Material provided START
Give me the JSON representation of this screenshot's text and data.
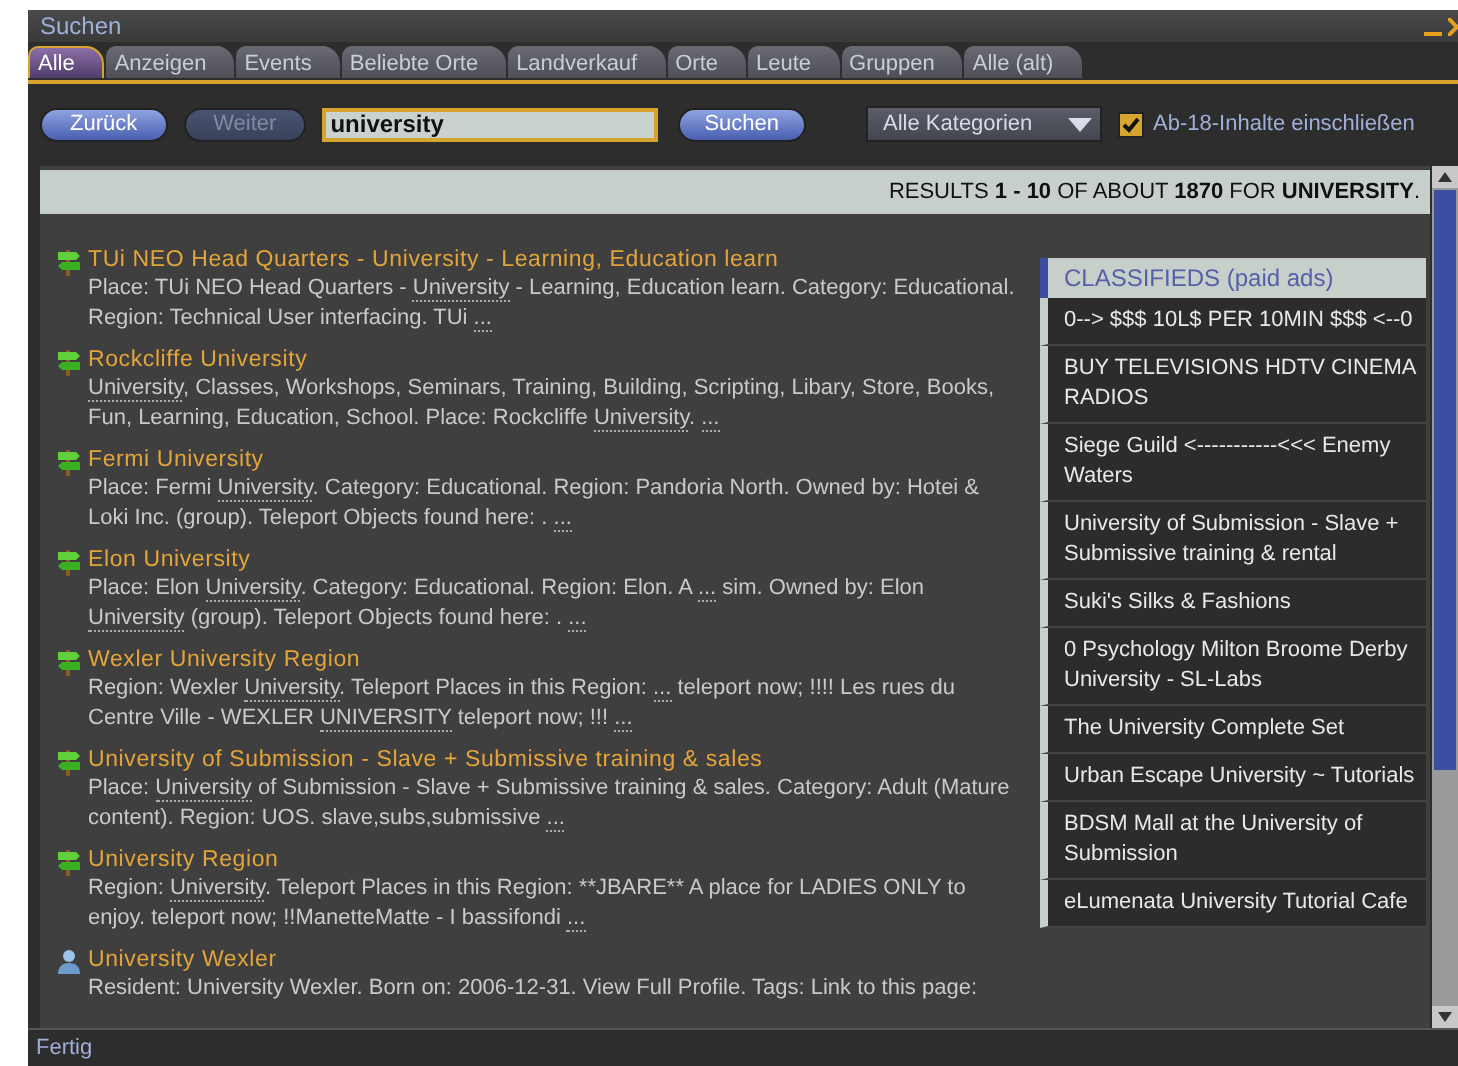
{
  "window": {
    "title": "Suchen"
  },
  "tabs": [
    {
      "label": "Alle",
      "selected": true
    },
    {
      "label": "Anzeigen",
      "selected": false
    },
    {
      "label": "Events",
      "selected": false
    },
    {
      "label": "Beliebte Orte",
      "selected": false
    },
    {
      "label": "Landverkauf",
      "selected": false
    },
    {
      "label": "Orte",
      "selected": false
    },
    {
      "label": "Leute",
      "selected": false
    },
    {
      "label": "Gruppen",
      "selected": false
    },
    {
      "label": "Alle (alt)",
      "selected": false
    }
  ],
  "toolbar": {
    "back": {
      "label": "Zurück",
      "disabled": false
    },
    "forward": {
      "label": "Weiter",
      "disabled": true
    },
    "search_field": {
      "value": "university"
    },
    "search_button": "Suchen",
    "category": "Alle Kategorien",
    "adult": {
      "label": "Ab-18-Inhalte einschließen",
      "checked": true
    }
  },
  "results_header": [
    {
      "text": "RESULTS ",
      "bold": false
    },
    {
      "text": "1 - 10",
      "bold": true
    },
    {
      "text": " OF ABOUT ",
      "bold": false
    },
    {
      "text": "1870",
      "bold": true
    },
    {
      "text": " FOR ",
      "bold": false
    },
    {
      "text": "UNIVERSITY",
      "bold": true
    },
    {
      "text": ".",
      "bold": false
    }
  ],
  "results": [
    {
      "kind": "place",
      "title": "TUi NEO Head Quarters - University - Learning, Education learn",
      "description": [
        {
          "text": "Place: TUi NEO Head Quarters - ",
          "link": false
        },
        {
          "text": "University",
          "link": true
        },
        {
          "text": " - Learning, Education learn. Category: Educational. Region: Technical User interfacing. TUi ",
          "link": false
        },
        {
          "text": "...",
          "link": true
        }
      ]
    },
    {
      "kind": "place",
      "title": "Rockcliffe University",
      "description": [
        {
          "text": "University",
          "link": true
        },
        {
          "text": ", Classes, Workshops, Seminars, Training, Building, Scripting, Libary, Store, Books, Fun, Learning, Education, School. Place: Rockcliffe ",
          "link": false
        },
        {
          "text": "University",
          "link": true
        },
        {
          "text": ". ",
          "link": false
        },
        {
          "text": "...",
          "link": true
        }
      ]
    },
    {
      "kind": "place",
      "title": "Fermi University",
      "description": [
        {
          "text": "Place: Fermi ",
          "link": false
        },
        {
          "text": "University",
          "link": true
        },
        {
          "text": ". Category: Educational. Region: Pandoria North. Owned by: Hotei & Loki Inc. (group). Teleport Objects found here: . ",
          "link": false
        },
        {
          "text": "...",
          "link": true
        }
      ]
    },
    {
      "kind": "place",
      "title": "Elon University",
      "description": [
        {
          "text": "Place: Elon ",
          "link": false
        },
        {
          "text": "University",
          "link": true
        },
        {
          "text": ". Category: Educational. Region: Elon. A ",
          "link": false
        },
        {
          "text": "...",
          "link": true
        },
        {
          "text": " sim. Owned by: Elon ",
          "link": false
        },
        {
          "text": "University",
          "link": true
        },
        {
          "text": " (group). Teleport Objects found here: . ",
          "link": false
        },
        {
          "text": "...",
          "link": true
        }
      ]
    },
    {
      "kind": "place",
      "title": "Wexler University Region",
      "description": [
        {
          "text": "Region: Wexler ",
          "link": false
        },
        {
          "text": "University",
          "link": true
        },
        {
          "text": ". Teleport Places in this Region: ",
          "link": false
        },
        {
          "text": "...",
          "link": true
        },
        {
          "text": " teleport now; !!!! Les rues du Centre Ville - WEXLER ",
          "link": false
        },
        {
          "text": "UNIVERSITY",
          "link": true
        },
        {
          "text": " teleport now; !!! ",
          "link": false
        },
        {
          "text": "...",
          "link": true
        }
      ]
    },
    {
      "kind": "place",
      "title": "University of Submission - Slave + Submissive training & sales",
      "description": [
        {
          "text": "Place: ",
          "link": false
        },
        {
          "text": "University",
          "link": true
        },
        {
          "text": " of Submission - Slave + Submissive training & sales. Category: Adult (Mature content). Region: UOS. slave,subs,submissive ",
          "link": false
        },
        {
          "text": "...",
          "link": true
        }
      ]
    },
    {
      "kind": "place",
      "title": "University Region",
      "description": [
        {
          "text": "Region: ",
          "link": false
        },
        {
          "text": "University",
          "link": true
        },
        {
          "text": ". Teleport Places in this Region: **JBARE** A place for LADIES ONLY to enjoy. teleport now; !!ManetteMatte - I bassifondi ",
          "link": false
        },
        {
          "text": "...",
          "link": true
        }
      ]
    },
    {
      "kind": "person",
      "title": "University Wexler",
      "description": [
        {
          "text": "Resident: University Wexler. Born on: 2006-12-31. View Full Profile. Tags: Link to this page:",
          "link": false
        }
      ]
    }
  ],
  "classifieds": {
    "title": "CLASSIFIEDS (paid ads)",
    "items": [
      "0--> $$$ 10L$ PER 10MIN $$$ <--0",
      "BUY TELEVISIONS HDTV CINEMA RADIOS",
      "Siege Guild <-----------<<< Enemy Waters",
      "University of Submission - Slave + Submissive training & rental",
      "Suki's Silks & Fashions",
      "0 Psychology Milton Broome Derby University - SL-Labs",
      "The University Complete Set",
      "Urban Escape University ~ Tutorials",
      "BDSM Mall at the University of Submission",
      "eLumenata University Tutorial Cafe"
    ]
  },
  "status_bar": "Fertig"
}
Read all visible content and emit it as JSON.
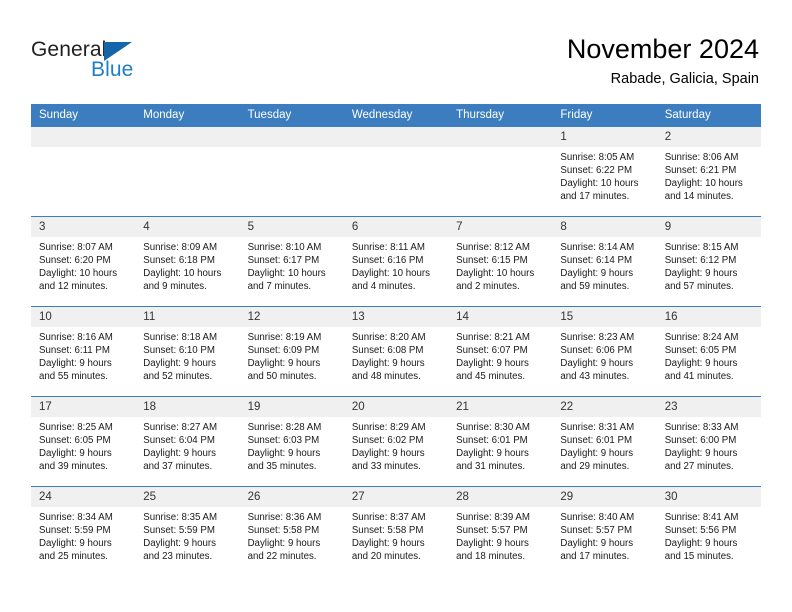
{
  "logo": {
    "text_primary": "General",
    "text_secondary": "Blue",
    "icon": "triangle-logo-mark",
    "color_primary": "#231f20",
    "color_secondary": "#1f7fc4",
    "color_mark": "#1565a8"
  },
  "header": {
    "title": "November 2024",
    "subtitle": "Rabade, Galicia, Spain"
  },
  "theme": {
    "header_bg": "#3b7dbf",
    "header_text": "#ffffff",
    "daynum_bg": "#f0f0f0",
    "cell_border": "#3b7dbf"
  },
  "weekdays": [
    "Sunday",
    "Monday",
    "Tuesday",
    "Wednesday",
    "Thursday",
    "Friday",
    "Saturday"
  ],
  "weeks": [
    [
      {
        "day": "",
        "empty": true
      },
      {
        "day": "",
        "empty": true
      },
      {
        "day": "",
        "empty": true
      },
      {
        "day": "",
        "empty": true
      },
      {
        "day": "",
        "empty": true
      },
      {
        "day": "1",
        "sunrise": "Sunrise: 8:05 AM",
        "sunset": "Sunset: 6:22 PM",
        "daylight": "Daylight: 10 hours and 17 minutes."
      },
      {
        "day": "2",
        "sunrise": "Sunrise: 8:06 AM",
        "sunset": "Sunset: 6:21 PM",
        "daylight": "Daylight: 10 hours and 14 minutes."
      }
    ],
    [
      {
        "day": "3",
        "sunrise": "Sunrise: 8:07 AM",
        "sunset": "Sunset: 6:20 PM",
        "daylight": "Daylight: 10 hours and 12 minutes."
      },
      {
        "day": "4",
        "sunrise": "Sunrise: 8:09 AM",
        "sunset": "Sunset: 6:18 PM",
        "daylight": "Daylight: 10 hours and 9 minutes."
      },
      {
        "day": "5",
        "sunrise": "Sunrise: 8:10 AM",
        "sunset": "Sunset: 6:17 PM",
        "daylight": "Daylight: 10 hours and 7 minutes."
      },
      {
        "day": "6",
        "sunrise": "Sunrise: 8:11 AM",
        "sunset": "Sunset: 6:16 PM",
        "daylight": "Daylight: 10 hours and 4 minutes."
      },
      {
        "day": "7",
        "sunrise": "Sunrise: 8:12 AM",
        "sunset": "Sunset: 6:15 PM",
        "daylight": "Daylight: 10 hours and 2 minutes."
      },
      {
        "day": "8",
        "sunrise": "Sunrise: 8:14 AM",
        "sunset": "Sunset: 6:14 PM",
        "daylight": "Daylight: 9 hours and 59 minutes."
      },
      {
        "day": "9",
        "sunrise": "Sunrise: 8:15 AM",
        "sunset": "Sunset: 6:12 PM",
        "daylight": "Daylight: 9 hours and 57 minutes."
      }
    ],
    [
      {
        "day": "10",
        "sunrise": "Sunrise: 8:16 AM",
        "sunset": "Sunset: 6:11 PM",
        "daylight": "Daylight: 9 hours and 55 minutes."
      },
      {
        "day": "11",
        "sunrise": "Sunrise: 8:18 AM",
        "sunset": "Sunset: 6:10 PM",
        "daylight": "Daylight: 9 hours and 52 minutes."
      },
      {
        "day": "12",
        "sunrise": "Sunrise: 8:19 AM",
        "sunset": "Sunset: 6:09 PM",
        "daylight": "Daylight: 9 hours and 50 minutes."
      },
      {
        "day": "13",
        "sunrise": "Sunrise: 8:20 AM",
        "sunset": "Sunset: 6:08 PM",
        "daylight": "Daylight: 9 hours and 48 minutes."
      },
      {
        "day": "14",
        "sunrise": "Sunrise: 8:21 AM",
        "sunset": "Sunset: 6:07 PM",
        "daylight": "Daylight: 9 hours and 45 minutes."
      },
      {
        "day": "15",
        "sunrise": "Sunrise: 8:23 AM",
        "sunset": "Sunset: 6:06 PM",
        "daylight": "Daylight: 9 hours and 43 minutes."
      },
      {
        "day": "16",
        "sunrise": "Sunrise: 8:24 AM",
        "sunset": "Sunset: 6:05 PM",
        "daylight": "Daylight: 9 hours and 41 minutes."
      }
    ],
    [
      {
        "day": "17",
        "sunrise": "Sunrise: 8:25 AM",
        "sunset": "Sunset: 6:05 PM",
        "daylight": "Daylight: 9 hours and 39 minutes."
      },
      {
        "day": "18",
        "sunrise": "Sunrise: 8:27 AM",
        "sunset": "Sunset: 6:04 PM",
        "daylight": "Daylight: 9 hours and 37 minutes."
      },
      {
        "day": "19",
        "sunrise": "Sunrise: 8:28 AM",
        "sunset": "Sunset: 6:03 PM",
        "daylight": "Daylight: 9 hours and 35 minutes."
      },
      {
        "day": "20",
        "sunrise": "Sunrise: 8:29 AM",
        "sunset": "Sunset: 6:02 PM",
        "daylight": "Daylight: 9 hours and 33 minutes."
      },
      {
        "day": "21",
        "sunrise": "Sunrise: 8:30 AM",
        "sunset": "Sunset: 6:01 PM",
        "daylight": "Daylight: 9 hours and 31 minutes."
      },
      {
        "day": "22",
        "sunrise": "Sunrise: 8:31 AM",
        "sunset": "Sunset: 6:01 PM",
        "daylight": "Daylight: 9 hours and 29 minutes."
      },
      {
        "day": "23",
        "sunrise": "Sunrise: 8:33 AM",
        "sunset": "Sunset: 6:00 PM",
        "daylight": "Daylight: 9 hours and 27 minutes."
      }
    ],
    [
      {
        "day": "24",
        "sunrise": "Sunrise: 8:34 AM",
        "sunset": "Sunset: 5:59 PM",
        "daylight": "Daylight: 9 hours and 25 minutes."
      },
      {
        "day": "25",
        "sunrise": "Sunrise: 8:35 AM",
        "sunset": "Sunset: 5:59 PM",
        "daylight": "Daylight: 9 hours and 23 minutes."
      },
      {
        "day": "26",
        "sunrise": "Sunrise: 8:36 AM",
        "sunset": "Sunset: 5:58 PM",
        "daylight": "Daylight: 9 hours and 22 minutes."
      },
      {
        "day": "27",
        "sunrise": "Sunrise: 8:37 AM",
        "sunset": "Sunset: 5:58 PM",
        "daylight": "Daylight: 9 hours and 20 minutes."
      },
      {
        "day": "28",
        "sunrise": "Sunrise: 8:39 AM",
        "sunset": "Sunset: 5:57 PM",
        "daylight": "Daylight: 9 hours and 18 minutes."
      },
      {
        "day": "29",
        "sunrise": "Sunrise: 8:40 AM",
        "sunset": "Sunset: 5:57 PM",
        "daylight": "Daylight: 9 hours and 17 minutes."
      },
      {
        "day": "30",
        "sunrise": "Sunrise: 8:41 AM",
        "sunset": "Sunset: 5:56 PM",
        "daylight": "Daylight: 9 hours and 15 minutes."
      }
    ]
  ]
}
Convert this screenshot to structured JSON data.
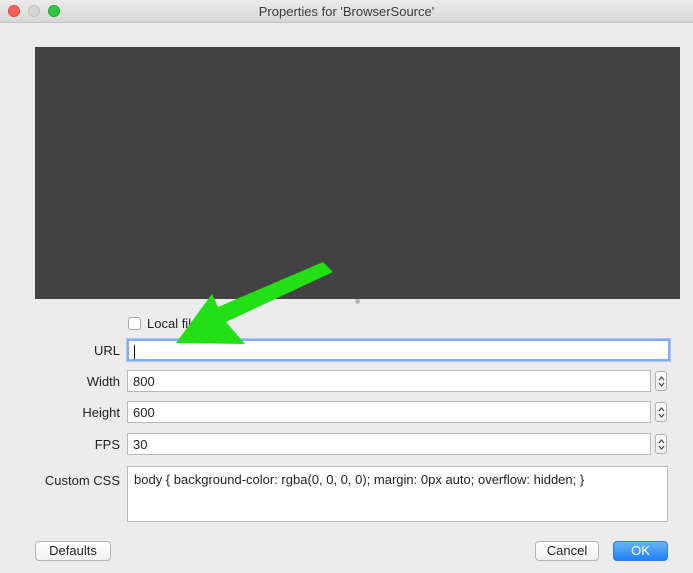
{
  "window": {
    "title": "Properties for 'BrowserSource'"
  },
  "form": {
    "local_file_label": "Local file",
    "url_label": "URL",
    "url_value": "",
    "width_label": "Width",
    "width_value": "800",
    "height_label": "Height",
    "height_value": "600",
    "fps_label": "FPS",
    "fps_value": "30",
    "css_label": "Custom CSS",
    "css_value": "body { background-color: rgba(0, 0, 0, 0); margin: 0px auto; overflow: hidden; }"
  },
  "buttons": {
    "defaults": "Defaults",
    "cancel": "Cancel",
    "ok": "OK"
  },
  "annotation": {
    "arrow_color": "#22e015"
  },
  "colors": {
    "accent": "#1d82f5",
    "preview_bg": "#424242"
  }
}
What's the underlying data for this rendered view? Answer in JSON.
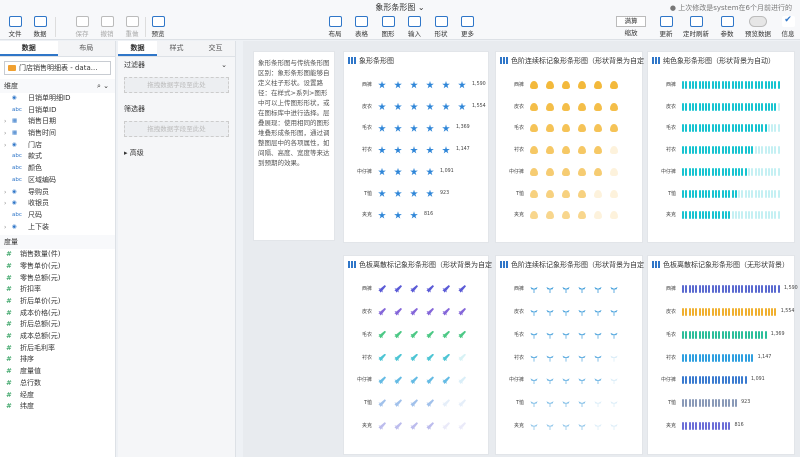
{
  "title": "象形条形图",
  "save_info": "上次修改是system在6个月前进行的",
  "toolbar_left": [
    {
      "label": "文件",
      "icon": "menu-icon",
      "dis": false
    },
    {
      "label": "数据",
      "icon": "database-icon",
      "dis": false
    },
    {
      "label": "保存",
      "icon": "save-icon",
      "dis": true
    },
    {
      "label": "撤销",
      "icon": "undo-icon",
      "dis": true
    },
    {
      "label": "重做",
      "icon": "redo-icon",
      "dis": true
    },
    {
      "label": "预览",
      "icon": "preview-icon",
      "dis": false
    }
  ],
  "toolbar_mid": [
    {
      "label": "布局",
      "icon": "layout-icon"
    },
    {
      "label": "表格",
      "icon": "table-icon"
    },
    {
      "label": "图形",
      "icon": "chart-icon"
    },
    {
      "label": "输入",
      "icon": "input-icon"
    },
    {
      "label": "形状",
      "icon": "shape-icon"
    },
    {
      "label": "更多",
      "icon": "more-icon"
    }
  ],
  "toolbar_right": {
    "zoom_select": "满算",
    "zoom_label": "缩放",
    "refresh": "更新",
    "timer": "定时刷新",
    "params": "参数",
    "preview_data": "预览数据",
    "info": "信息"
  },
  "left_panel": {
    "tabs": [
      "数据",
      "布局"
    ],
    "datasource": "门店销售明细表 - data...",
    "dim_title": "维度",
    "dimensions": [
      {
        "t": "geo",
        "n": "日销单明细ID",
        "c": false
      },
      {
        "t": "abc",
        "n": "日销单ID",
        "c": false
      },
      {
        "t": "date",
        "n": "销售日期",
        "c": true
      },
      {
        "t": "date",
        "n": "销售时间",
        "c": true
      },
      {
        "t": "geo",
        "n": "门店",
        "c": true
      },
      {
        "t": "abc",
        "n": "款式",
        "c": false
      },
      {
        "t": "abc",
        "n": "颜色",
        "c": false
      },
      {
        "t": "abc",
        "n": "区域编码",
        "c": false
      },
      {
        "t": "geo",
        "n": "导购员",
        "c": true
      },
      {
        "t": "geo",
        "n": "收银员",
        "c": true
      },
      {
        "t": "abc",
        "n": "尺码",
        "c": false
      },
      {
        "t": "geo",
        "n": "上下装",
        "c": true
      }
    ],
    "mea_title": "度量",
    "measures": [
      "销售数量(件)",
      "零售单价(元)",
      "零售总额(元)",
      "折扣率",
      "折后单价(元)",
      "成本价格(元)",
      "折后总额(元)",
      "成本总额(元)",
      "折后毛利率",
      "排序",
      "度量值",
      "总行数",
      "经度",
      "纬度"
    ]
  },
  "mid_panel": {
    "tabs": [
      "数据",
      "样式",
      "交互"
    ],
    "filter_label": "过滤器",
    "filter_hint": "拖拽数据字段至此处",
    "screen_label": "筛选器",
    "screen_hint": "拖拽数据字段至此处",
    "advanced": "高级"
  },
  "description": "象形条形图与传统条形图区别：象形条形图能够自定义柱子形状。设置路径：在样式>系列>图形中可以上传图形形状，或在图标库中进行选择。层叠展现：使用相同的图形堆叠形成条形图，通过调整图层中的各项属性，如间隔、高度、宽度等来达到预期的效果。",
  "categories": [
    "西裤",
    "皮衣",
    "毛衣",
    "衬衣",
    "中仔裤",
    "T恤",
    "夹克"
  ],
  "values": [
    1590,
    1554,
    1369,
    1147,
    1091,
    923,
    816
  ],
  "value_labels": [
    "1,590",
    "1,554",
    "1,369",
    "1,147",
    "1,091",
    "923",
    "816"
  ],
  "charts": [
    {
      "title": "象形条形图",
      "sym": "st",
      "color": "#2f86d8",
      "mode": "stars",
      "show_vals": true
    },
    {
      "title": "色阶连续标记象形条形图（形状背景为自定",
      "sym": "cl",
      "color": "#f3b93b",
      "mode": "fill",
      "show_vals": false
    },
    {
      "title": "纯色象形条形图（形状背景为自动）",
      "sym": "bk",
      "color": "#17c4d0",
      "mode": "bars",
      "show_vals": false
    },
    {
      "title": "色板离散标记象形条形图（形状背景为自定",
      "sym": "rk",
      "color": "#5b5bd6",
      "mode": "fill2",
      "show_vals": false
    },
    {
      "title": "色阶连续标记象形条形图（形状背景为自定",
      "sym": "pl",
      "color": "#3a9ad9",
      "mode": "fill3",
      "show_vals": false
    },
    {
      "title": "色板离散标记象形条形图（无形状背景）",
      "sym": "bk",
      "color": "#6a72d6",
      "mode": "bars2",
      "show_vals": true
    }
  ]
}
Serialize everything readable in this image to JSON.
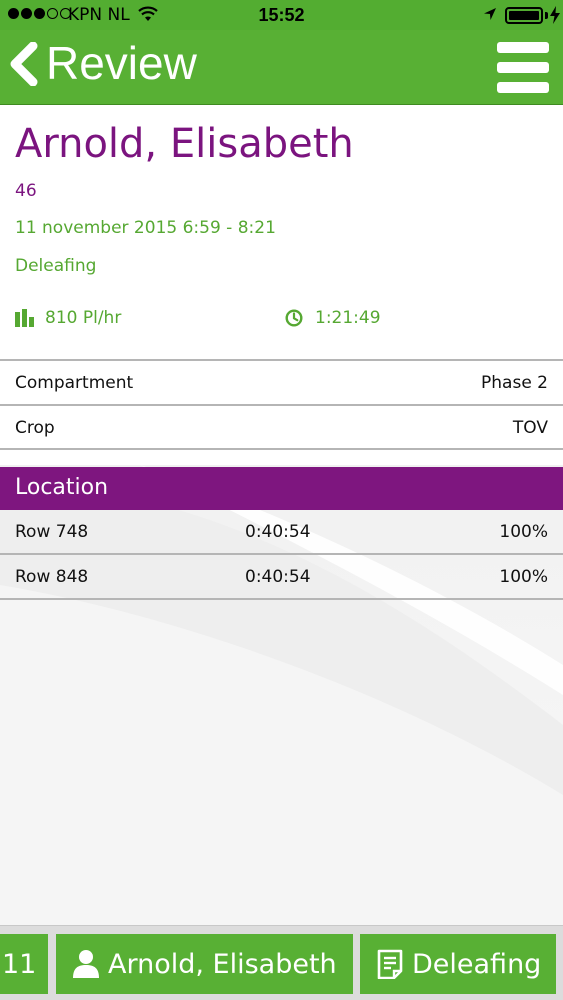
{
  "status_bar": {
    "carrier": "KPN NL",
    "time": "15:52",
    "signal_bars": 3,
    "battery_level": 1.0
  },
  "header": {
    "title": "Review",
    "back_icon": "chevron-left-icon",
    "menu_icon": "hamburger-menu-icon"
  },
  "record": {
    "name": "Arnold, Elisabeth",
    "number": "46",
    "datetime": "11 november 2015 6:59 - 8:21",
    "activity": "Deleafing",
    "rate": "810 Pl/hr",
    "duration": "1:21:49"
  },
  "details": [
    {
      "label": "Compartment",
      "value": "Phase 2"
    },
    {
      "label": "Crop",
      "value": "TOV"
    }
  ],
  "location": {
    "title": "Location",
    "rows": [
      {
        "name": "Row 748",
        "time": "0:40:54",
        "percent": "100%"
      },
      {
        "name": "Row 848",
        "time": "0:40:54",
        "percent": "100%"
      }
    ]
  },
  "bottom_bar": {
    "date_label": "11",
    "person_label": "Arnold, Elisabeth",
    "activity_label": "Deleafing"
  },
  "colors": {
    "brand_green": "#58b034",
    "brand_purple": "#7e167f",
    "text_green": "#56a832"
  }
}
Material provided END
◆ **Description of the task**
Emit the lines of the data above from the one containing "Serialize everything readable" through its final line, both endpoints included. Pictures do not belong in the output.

◆ **Answer**
Serialize everything readable in this image to JSON.
{
  "status_bar": {
    "carrier": "KPN NL",
    "time": "15:52",
    "signal_bars": 3,
    "battery_level": 1.0
  },
  "header": {
    "title": "Review",
    "back_icon": "chevron-left-icon",
    "menu_icon": "hamburger-menu-icon"
  },
  "record": {
    "name": "Arnold, Elisabeth",
    "number": "46",
    "datetime": "11 november 2015 6:59 - 8:21",
    "activity": "Deleafing",
    "rate": "810 Pl/hr",
    "duration": "1:21:49"
  },
  "details": [
    {
      "label": "Compartment",
      "value": "Phase 2"
    },
    {
      "label": "Crop",
      "value": "TOV"
    }
  ],
  "location": {
    "title": "Location",
    "rows": [
      {
        "name": "Row 748",
        "time": "0:40:54",
        "percent": "100%"
      },
      {
        "name": "Row 848",
        "time": "0:40:54",
        "percent": "100%"
      }
    ]
  },
  "bottom_bar": {
    "date_label": "11",
    "person_label": "Arnold, Elisabeth",
    "activity_label": "Deleafing"
  },
  "colors": {
    "brand_green": "#58b034",
    "brand_purple": "#7e167f",
    "text_green": "#56a832"
  }
}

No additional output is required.